TASK STATEMENT: Would you print the records below word for word, without the pictures?

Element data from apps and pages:
+++++

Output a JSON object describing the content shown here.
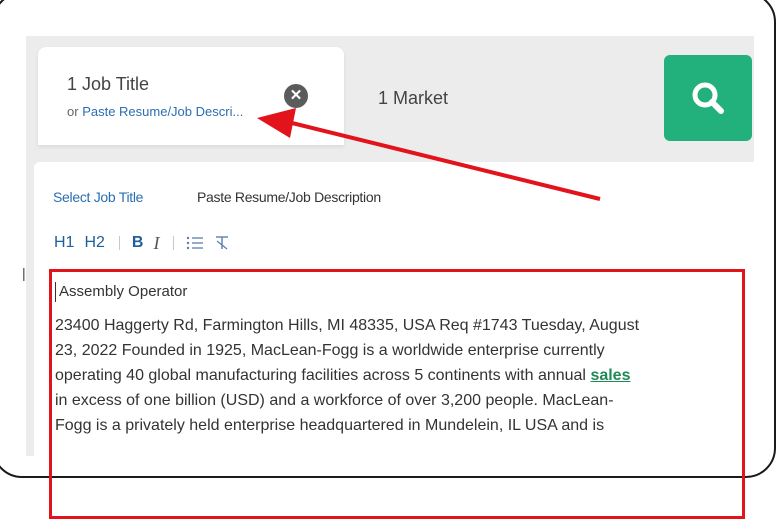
{
  "search": {
    "job_title": "1 Job Title",
    "job_sub_prefix": "or",
    "job_sub_link": "Paste Resume/Job Descri...",
    "clear_icon": "close-circle-icon",
    "market": "1 Market",
    "search_icon": "search-icon"
  },
  "tabs": {
    "select": "Select Job Title",
    "paste": "Paste Resume/Job Description"
  },
  "toolbar": {
    "h1": "H1",
    "h2": "H2",
    "bold": "B",
    "italic": "I",
    "list_icon": "list-icon",
    "clear_format_icon": "clear-format-icon"
  },
  "editor": {
    "title": "Assembly Operator",
    "line1": "23400 Haggerty Rd, Farmington Hills, MI 48335, USA Req #1743 Tuesday, August",
    "line2": "23, 2022 Founded in 1925, MacLean-Fogg is a worldwide enterprise currently",
    "line3_a": "operating 40 global manufacturing facilities across 5 continents with annual",
    "line3_hl": "sales",
    "line4": "in excess of one billion (USD) and a workforce of over 3,200 people. MacLean-",
    "line5": "Fogg is a privately held enterprise headquartered in Mundelein, IL USA and is"
  },
  "colors": {
    "accent_green": "#22b07d",
    "link_blue": "#2a6fb0",
    "annotation_red": "#e2131b"
  }
}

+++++

SOLVED PROBLEM:
Output a JSON object describing the content shown here.
{
  "search": {
    "job_title": "1 Job Title",
    "job_sub_prefix": "or",
    "job_sub_link": "Paste Resume/Job Descri...",
    "clear_icon": "close-circle-icon",
    "market": "1 Market",
    "search_icon": "search-icon"
  },
  "tabs": {
    "select": "Select Job Title",
    "paste": "Paste Resume/Job Description"
  },
  "toolbar": {
    "h1": "H1",
    "h2": "H2",
    "bold": "B",
    "italic": "I",
    "list_icon": "list-icon",
    "clear_format_icon": "clear-format-icon"
  },
  "editor": {
    "title": "Assembly Operator",
    "line1": "23400 Haggerty Rd, Farmington Hills, MI 48335, USA Req #1743 Tuesday, August",
    "line2": "23, 2022 Founded in 1925, MacLean-Fogg is a worldwide enterprise currently",
    "line3_a": "operating 40 global manufacturing facilities across 5 continents with annual",
    "line3_hl": "sales",
    "line4": "in excess of one billion (USD) and a workforce of over 3,200 people. MacLean-",
    "line5": "Fogg is a privately held enterprise headquartered in Mundelein, IL USA and is"
  },
  "colors": {
    "accent_green": "#22b07d",
    "link_blue": "#2a6fb0",
    "annotation_red": "#e2131b"
  }
}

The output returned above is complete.